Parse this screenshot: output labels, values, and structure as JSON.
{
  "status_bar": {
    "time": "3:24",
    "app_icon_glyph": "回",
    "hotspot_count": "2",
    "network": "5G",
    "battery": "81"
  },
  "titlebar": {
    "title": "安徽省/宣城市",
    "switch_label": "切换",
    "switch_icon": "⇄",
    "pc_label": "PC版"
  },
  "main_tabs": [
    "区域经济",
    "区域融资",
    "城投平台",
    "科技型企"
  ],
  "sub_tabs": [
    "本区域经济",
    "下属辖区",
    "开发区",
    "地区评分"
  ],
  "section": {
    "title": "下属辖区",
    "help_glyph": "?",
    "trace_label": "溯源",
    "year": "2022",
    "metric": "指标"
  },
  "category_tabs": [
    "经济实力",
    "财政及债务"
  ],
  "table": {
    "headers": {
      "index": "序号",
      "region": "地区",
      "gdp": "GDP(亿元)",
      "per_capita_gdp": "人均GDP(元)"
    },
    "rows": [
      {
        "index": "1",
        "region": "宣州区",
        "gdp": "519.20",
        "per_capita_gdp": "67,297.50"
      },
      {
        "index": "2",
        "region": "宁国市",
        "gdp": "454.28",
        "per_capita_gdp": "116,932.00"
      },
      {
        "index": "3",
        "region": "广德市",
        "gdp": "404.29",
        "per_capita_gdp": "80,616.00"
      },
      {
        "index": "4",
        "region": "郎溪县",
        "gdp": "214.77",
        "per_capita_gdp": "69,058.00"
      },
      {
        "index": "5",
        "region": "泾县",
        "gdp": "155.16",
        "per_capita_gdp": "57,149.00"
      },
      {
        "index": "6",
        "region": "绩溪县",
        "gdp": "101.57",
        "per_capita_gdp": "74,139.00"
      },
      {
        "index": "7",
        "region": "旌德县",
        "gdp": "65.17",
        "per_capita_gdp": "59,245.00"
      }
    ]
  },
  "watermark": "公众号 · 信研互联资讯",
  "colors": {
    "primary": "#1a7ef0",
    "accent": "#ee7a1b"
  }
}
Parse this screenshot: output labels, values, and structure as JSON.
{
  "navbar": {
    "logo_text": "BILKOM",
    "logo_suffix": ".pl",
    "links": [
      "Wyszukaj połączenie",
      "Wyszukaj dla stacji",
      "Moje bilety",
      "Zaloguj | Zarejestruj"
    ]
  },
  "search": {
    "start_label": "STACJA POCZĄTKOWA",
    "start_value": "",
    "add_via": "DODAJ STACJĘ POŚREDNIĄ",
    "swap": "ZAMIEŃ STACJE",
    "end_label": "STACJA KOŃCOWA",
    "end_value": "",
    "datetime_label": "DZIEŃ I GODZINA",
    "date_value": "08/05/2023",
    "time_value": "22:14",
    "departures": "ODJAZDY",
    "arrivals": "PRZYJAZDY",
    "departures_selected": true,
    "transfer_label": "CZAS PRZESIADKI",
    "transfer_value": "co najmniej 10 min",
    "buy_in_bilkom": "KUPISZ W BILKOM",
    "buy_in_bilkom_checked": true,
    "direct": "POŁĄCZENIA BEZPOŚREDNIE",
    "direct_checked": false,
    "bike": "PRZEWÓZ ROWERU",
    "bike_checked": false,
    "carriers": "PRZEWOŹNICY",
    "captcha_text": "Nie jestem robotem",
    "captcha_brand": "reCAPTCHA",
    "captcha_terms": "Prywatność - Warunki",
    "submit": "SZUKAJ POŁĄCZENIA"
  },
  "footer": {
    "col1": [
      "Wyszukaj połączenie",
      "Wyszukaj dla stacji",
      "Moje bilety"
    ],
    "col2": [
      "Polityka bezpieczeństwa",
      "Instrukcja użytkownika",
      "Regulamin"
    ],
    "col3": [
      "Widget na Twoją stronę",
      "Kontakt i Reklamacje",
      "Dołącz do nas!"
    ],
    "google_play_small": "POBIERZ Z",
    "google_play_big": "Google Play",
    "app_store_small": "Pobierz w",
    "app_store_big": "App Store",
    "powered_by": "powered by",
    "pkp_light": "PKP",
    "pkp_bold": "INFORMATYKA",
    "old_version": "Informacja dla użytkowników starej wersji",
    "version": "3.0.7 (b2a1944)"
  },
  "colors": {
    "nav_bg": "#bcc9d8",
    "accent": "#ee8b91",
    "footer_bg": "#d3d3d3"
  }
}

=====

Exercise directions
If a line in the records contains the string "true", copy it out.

The answer
    "departures_selected": true,
    "buy_in_bilkom_checked": true,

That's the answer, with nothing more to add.